**ABOUT THIS TASK**
Given the entries below, copy each of them out exactly.

[Data records for software interfaces]
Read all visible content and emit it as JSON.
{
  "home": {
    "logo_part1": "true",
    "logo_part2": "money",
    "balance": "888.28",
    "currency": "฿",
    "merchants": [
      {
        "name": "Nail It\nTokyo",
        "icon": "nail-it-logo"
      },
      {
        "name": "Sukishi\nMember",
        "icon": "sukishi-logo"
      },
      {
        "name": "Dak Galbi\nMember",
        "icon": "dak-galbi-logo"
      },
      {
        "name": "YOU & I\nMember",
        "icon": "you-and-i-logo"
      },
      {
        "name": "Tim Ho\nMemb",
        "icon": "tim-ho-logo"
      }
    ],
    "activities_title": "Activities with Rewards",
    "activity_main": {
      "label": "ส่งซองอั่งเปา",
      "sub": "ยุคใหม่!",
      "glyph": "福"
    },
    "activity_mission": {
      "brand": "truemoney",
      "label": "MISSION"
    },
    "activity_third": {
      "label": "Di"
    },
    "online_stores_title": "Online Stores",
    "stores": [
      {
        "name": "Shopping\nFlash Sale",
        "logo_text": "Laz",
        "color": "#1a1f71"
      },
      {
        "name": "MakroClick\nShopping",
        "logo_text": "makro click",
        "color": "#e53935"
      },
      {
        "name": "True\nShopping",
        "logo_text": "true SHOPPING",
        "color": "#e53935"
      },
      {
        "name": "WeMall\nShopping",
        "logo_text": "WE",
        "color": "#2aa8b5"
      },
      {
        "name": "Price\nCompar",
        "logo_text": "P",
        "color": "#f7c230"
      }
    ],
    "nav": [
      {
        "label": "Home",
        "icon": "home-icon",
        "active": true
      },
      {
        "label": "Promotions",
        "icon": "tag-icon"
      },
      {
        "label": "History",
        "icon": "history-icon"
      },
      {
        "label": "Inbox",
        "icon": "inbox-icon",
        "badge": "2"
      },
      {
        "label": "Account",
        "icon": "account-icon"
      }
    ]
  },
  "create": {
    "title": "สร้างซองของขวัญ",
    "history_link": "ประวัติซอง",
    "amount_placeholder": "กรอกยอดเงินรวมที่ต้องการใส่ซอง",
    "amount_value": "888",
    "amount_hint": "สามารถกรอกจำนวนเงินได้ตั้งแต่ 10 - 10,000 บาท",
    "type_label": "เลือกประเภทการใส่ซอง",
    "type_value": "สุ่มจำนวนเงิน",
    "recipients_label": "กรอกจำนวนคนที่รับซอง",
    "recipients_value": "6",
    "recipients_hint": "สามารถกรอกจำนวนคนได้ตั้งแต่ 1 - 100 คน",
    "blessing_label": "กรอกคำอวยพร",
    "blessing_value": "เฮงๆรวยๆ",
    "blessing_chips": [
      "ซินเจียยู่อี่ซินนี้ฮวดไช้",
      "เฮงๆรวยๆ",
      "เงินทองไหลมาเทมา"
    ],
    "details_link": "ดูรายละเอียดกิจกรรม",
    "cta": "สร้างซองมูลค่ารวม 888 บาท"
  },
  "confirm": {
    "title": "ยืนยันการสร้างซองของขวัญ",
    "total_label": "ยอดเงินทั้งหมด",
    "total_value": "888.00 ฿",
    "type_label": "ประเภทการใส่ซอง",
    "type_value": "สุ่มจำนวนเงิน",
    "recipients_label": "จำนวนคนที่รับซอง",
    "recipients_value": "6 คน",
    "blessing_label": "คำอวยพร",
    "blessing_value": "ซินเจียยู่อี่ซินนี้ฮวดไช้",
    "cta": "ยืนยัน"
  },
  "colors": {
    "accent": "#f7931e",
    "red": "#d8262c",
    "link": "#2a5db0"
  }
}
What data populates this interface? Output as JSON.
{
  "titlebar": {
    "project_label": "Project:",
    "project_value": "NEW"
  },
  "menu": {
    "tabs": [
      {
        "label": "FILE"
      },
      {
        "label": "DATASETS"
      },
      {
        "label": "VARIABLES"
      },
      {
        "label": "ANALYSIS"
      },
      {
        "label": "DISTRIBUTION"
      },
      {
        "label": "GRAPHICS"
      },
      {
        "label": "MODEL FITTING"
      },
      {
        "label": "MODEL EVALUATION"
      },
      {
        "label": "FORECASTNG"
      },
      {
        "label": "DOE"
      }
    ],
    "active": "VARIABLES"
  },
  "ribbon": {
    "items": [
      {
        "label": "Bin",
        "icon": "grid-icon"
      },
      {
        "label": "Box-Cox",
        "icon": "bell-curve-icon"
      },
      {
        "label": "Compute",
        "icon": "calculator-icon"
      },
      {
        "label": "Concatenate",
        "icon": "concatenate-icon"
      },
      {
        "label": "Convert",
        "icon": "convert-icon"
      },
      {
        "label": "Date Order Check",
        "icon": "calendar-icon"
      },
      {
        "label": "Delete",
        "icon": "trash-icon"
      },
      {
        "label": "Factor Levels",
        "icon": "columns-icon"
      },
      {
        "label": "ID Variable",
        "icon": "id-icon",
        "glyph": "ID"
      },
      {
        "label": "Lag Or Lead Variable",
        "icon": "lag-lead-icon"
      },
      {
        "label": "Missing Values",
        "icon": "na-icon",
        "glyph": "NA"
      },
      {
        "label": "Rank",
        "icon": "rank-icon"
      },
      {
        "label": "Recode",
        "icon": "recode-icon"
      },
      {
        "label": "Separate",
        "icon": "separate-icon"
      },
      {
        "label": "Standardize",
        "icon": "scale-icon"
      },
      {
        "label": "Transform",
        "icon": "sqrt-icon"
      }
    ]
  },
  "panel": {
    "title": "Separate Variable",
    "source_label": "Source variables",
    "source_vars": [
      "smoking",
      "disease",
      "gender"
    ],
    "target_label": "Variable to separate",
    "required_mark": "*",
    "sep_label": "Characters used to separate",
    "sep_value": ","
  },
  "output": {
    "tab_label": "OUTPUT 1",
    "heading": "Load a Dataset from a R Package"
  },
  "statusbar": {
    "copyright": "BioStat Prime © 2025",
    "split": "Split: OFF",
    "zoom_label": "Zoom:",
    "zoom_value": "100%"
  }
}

**ANSWER TO THE PROBLEM**
Read all visible content and emit it as JSON.
{
  "home": {
    "logo_part1": "true",
    "logo_part2": "money",
    "balance": "888.28",
    "currency": "฿",
    "merchants": [
      {
        "name": "Nail It\nTokyo",
        "icon": "nail-it-logo"
      },
      {
        "name": "Sukishi\nMember",
        "icon": "sukishi-logo"
      },
      {
        "name": "Dak Galbi\nMember",
        "icon": "dak-galbi-logo"
      },
      {
        "name": "YOU & I\nMember",
        "icon": "you-and-i-logo"
      },
      {
        "name": "Tim Ho\nMemb",
        "icon": "tim-ho-logo"
      }
    ],
    "activities_title": "Activities with Rewards",
    "activity_main": {
      "label": "ส่งซองอั่งเปา",
      "sub": "ยุคใหม่!",
      "glyph": "福"
    },
    "activity_mission": {
      "brand": "truemoney",
      "label": "MISSION"
    },
    "activity_third": {
      "label": "Di"
    },
    "online_stores_title": "Online Stores",
    "stores": [
      {
        "name": "Shopping\nFlash Sale",
        "logo_text": "Laz",
        "color": "#1a1f71"
      },
      {
        "name": "MakroClick\nShopping",
        "logo_text": "makro click",
        "color": "#e53935"
      },
      {
        "name": "True\nShopping",
        "logo_text": "true SHOPPING",
        "color": "#e53935"
      },
      {
        "name": "WeMall\nShopping",
        "logo_text": "WE",
        "color": "#2aa8b5"
      },
      {
        "name": "Price\nCompar",
        "logo_text": "P",
        "color": "#f7c230"
      }
    ],
    "nav": [
      {
        "label": "Home",
        "icon": "home-icon",
        "active": true
      },
      {
        "label": "Promotions",
        "icon": "tag-icon"
      },
      {
        "label": "History",
        "icon": "history-icon"
      },
      {
        "label": "Inbox",
        "icon": "inbox-icon",
        "badge": "2"
      },
      {
        "label": "Account",
        "icon": "account-icon"
      }
    ]
  },
  "create": {
    "title": "สร้างซองของขวัญ",
    "history_link": "ประวัติซอง",
    "amount_placeholder": "กรอกยอดเงินรวมที่ต้องการใส่ซอง",
    "amount_value": "888",
    "amount_hint": "สามารถกรอกจำนวนเงินได้ตั้งแต่ 10 - 10,000 บาท",
    "type_label": "เลือกประเภทการใส่ซอง",
    "type_value": "สุ่มจำนวนเงิน",
    "recipients_label": "กรอกจำนวนคนที่รับซอง",
    "recipients_value": "6",
    "recipients_hint": "สามารถกรอกจำนวนคนได้ตั้งแต่ 1 - 100 คน",
    "blessing_label": "กรอกคำอวยพร",
    "blessing_value": "เฮงๆรวยๆ",
    "blessing_chips": [
      "ซินเจียยู่อี่ซินนี้ฮวดไช้",
      "เฮงๆรวยๆ",
      "เงินทองไหลมาเทมา"
    ],
    "details_link": "ดูรายละเอียดกิจกรรม",
    "cta": "สร้างซองมูลค่ารวม 888 บาท"
  },
  "confirm": {
    "title": "ยืนยันการสร้างซองของขวัญ",
    "total_label": "ยอดเงินทั้งหมด",
    "total_value": "888.00 ฿",
    "type_label": "ประเภทการใส่ซอง",
    "type_value": "สุ่มจำนวนเงิน",
    "recipients_label": "จำนวนคนที่รับซอง",
    "recipients_value": "6 คน",
    "blessing_label": "คำอวยพร",
    "blessing_value": "ซินเจียยู่อี่ซินนี้ฮวดไช้",
    "cta": "ยืนยัน"
  },
  "colors": {
    "accent": "#f7931e",
    "red": "#d8262c",
    "link": "#2a5db0"
  }
}
What data populates this interface? Output as JSON.
{
  "titlebar": {
    "project_label": "Project:",
    "project_value": "NEW"
  },
  "menu": {
    "tabs": [
      {
        "label": "FILE"
      },
      {
        "label": "DATASETS"
      },
      {
        "label": "VARIABLES"
      },
      {
        "label": "ANALYSIS"
      },
      {
        "label": "DISTRIBUTION"
      },
      {
        "label": "GRAPHICS"
      },
      {
        "label": "MODEL FITTING"
      },
      {
        "label": "MODEL EVALUATION"
      },
      {
        "label": "FORECASTNG"
      },
      {
        "label": "DOE"
      }
    ],
    "active": "VARIABLES"
  },
  "ribbon": {
    "items": [
      {
        "label": "Bin",
        "icon": "grid-icon"
      },
      {
        "label": "Box-Cox",
        "icon": "bell-curve-icon"
      },
      {
        "label": "Compute",
        "icon": "calculator-icon"
      },
      {
        "label": "Concatenate",
        "icon": "concatenate-icon"
      },
      {
        "label": "Convert",
        "icon": "convert-icon"
      },
      {
        "label": "Date Order Check",
        "icon": "calendar-icon"
      },
      {
        "label": "Delete",
        "icon": "trash-icon"
      },
      {
        "label": "Factor Levels",
        "icon": "columns-icon"
      },
      {
        "label": "ID Variable",
        "icon": "id-icon",
        "glyph": "ID"
      },
      {
        "label": "Lag Or Lead Variable",
        "icon": "lag-lead-icon"
      },
      {
        "label": "Missing Values",
        "icon": "na-icon",
        "glyph": "NA"
      },
      {
        "label": "Rank",
        "icon": "rank-icon"
      },
      {
        "label": "Recode",
        "icon": "recode-icon"
      },
      {
        "label": "Separate",
        "icon": "separate-icon"
      },
      {
        "label": "Standardize",
        "icon": "scale-icon"
      },
      {
        "label": "Transform",
        "icon": "sqrt-icon"
      }
    ]
  },
  "panel": {
    "title": "Separate Variable",
    "source_label": "Source variables",
    "source_vars": [
      "smoking",
      "disease",
      "gender"
    ],
    "target_label": "Variable to separate",
    "required_mark": "*",
    "sep_label": "Characters used to separate",
    "sep_value": ","
  },
  "output": {
    "tab_label": "OUTPUT 1",
    "heading": "Load a Dataset from a R Package"
  },
  "statusbar": {
    "copyright": "BioStat Prime © 2025",
    "split": "Split: OFF",
    "zoom_label": "Zoom:",
    "zoom_value": "100%"
  }
}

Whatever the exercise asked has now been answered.